1. This appeal by Special Leave against the order of the Board of Revenue, Bihar, relates to the assessment for the year 1950-51 of Sales Tax of the appellant under the Bihar Sales Tax Act, 1947 (Act 19 of 1947), hereinafter called the 'Act'.
2. The appellant was a railway caterer, who had Refreshment Rooms and Tea Stalls at various Railway Stations. He sold various kinds of eatables, cigarettes, betels, milk, fruits and tea at railway stations. He was registered as a dealer under the Act and had been carrying on business for a fairly long time. His case was that as it was difficult for him to maintain accounts in regard to eatables, some of which were taxable and others were not, he made representation in 1944 to the Bihar Government for some arrangement so that the difficulty in keeping different sets of account would be obviated. As a result of his representation the Bihar Government by a letter June 5, 1945, agreed that the appellant's taxable turnover in Bihar would be taken to be 66 2/3% of the gross turnover during the quarter ending December 31, 1944, and that this percentage might be revised after December 31, 1945. As a result of this letter, the appellant did not keep separate accounts for taxable and non-taxable items and for some of the quarters subsequent to those mentioned in the letter above referred to were also taxed according to the arrangement contained in that letter. For the period April 1, 1950, to March 31, 1951, the gross turnover was Rs. 11,16,270-11-0 and the appellant claimed that he be assessed at 66 2/3% of that amount; but the Sales Tax Officer taxed him on the total gross turnover except for the usual rebate of 4% allowed in such cases. He submitted that in this turnover there were included tax-free articles such as fresh milk, meat, fish, green vegetables etc., which were exempt from Sales Tax under s. 6 of the Act. His submission was that the excess amount assessed was Rs. 11,416-15-0. Against this order he took the usual appeals to the Sales Tax Authorities and after the appeals were rejected, he took a revision under s. 24 of the Act before the Board of Revenue, Bihar, where also he was unsuccessful. Under s. 25 of the Act he applied for referring 6 questions of law to the High Court and those questions were as follows :-
(i) Whether upon the true construction of the agreement of 1945 between the State Government and the assessee which had been acted upon and not reviewed, the Department was legally entitled to tax petitioner on his gross turnover instead of 66 2/3% of the same
(ii) Whether Member, Board of Revenue, having held that 'in the circumstances the petitioner had prima facie bona fide grounds for his belief that the arrangement which the Department had entered into, would continue' could legally hold that the petitioner was not entitled to be assessed in terms of the said arrangement
(iii) Whether in the facts and circumstances of the case, it is open to the Department to challenge the continuance of the arrangement arrived at between the State Government and the petitioner especially so when the State Government by its own acts or omissions misled the petitioner into maintaining his accounts in a manner prejudicial to the petitioner's claim for deductions on account of sale of tax free goods during the period

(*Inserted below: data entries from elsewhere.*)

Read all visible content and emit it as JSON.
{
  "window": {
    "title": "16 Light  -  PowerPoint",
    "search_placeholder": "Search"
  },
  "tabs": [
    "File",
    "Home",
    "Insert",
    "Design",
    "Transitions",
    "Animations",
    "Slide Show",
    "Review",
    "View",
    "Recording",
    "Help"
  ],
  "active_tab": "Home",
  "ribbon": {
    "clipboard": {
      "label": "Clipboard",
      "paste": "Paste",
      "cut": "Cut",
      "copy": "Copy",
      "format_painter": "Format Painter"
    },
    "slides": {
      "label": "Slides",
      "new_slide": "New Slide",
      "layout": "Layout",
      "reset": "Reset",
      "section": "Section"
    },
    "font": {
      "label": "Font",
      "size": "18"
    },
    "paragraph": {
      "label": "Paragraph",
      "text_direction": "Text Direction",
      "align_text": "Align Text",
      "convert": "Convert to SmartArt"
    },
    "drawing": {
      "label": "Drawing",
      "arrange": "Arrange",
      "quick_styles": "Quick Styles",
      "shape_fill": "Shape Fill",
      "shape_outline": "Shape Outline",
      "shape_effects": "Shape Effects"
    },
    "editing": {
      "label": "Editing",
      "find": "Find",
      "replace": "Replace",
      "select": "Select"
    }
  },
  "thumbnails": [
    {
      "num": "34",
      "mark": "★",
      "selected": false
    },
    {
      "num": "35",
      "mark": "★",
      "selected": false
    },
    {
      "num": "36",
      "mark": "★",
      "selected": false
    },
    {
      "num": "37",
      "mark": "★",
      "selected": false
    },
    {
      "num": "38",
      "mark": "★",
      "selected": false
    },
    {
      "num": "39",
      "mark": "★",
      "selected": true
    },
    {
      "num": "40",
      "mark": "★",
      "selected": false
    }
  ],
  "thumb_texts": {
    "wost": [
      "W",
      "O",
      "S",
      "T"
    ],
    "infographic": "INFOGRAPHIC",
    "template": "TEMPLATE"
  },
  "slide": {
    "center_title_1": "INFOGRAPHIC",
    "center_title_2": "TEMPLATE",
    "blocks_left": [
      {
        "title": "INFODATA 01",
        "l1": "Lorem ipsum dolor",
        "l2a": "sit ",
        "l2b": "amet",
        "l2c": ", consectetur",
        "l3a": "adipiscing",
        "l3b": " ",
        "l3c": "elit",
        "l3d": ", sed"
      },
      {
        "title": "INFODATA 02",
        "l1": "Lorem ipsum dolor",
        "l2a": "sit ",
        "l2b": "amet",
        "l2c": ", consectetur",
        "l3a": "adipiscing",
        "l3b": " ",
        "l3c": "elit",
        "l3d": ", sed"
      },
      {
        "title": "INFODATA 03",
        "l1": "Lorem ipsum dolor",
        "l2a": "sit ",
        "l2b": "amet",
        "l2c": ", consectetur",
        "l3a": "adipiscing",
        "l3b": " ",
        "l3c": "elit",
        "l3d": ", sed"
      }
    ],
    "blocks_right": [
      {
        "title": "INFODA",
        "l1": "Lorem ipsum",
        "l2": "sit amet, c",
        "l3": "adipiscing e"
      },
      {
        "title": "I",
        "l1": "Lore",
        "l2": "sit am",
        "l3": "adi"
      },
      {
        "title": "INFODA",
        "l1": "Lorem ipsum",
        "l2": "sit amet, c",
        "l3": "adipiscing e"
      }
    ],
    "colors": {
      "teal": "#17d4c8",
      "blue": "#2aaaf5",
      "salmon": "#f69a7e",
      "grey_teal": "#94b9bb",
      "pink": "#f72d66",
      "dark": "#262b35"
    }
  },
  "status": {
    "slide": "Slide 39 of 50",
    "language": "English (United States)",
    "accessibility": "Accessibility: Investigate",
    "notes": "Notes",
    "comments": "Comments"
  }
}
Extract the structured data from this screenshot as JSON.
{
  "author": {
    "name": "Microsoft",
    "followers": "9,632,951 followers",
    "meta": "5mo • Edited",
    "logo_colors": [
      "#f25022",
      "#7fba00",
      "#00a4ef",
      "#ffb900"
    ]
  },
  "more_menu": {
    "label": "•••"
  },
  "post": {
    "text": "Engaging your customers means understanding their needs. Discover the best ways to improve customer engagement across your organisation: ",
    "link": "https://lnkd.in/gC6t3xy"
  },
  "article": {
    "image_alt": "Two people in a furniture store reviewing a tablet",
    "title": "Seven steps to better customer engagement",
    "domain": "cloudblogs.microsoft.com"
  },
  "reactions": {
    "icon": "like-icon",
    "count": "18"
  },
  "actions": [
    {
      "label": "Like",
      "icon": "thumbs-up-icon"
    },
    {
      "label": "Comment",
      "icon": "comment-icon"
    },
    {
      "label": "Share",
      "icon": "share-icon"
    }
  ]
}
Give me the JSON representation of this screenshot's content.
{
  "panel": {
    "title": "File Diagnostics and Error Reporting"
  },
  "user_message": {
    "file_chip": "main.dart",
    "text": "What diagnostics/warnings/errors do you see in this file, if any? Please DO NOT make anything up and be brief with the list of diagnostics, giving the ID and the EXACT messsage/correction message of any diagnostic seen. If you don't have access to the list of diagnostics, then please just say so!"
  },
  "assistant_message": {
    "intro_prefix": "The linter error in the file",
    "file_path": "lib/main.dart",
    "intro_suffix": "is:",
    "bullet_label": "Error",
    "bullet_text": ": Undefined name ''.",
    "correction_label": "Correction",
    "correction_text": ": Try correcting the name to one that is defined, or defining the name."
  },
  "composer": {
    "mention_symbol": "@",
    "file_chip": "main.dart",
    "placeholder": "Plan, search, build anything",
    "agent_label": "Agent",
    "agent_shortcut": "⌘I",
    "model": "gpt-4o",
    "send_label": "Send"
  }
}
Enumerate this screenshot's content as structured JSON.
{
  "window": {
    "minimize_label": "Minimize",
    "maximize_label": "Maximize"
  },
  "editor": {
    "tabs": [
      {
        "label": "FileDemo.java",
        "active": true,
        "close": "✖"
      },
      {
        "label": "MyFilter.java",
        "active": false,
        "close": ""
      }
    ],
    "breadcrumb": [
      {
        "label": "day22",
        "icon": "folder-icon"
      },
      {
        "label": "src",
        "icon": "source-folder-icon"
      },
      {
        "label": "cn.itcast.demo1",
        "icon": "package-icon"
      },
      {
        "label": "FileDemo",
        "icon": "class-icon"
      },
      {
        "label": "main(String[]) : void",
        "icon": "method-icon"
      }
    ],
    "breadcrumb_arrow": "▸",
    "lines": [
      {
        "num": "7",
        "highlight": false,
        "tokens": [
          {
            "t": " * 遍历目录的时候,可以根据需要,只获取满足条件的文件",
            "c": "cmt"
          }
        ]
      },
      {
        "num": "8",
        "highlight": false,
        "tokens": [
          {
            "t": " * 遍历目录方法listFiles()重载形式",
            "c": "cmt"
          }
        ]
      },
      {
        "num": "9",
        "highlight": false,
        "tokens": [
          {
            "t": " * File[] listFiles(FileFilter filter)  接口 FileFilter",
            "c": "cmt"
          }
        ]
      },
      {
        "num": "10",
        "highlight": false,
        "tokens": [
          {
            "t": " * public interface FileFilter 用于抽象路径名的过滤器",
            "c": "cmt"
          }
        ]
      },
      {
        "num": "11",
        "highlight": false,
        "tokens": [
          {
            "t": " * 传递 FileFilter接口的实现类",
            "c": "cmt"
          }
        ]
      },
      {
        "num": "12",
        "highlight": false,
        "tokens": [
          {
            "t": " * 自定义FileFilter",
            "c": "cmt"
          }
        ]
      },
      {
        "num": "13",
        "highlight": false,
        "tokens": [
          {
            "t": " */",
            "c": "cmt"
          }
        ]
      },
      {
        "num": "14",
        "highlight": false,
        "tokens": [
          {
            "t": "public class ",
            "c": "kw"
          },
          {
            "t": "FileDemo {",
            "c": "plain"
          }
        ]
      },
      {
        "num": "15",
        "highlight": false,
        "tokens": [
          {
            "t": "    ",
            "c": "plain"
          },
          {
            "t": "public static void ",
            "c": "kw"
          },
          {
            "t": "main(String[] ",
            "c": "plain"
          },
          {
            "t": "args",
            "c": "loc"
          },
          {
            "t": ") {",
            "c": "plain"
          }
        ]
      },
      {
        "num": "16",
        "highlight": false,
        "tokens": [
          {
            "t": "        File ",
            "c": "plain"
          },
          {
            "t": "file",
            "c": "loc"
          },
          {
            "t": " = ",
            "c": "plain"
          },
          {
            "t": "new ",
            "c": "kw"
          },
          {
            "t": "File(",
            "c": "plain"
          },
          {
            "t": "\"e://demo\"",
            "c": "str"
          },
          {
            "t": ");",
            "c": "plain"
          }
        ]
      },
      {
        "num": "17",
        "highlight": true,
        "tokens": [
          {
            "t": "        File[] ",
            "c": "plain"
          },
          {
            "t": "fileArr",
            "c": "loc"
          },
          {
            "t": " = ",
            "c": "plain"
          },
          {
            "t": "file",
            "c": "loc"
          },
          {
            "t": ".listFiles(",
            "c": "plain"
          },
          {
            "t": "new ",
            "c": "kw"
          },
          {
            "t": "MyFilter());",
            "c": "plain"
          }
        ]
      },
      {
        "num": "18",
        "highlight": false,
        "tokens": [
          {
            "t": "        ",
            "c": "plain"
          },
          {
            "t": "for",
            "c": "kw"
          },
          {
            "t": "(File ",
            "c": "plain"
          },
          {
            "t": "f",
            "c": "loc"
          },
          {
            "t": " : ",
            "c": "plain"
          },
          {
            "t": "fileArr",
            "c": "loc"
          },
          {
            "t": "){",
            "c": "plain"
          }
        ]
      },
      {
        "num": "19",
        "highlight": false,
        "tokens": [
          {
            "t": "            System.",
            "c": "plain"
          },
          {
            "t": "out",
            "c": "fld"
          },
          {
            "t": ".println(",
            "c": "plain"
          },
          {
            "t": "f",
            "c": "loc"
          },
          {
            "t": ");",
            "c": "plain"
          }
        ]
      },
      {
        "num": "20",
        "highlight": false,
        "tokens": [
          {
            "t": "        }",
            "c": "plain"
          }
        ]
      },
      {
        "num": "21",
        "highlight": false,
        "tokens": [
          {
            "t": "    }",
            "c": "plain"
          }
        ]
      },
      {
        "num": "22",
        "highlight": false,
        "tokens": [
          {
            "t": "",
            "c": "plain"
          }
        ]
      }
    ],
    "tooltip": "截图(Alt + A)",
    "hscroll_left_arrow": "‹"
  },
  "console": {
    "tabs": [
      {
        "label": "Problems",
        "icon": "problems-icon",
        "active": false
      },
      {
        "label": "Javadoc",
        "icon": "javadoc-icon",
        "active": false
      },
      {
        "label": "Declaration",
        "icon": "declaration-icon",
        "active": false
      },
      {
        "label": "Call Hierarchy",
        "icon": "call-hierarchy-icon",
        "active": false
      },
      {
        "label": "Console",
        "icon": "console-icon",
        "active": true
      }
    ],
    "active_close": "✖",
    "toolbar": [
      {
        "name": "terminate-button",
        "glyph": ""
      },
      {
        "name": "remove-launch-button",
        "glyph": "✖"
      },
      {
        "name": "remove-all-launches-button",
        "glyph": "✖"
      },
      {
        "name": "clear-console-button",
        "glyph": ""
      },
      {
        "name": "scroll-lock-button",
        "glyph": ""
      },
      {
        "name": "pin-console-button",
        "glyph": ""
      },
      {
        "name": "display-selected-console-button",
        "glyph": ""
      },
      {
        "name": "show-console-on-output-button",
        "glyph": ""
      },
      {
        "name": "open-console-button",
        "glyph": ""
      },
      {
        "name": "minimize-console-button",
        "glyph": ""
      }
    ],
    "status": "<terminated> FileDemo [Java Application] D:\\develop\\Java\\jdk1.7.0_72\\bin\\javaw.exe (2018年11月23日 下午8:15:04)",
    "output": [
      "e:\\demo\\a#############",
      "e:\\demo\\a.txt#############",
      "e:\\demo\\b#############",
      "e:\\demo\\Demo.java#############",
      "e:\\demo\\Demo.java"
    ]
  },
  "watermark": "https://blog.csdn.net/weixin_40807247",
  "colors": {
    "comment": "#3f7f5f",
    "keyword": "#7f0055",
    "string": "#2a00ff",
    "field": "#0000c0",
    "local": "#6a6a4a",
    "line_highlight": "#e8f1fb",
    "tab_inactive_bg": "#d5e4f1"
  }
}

(iv) Whether in the facts and circumstances of the case, the petitioner was entitled to the entire, deduction on account of sale of meat and fish in terms of Notification No. 5564 Ft. dated 30-3-49 under section 6 of the Bihar Sales Act. 1947
(v) Whether the Member Board of Revenue having held that meat and fish mentioned in Notification No. 5564 Ft. dated 30-3-49 under section 6 of the Bihar Sales Tax, Act. 1947, included boiled meat and fish and could meat and fish, could legally hold that meat and fish cooked otherwise were not covered in the terms of said notification
(vi) Whether in terms of the Notification No. 5564 Ft. dated 30-3-49 could meat and fish and boiled meat and fish could be distinguished from other preparation of meat and fish
But the Board of Revenue referred the following question to the High Court under s. 6 :-
'Whether the following forms of meat and fish are covered by Notification No. 5564 Ft. dated 30-3-49, issued under section 6 of the Bihar Sales Tax Act, 1947
(i) Raw (i.e. uncooked in any way) meat or fish.
(ii) Boiled meat and fish, cooled or uncooled, meant for sale or consumption outside the petitioner's premises.
(iii) Fish or meat, which has been boiled or cooked in some other way served as separate or part of a dish outside the petitioner's premises as separate dished or part of a menu.
(iv) Fish or meat, which has been boiled or cooked in some other way, served as separate dishes or part of a dish outside the petitioner's premises.'
3. The High Court reframed the question as follows :-
'Whether the petitioner was entitled to exemption under Notification No. 5564 Ft., dated 30th March, 1949, issued under section 6 of the Bihar Sales Act, 1947 with regard to the sales of the preparations of meat and fish e.g., meat curry and fish curry served as separate dishes, or as part of the menu, at lunch or dinner, at the petitioner's premises or outside ?'
and answered it against the appellant. It is against the order of the Board of Revenue that the appellant has come in appeal by special leave but has not appeared against the judgment and order of the High Court.
4. This Court in M/s. Chimmonlall Rameshwarlall v. Commissioner of Income-tax (Central) Calcutta : 37ITR415(SC) held that in cases where a reference is made to the High Court and the appeal is brought only against the order of the Income Tax Appellate Tribunal then the Supreme Court, if it interfered, would in fact be setting aside the judgment of the High Court without there being an appeal to this Court, and that this Court could not bypass the normal procedure which was to be adopted for the purpose. In a later Judgment in Chandi Prasad Chokhani v. State of Bihar : 43ITR498(SC) a similar view was taken that as the assessee had not obtained Special Leave in respect of any of the orders passed by the High Court under s. 25 those orders became final and binding and the assessee could not be allowed to bypass or go behind the orders of the High Court and such exercise would be particularly inadvisable in a case where the result may be a conflict of the decision of two courts of competent jurisdiction, which was contrary to the object of ss. 23, 24 and 25 of the Act. In this view of the law the appellant is not entitled to agitate the correctness or otherwise of the decision given by the Tribunal in regard to the questions which we agitated before the High Court and were decided against the appellant and against which no appeal has been brought.
5. But he submits that there are three other questions which also arise, and on which the appellant wanted a reference to the High Court but which were not referred. It was open to the appellant to apply to the High Court for a reference under s. 25. That the appellant did not do, and it has not been shown that there was any such breach of the rules of natural justice or violation of any principle of law which would be a good ground for out interference direct with the orders of the Board of Revenue in an appeal under Art. 136 of the Constitution.
6. In our opinion the appeal is without force and is dismissed with costs.
7. Appeal dismissed.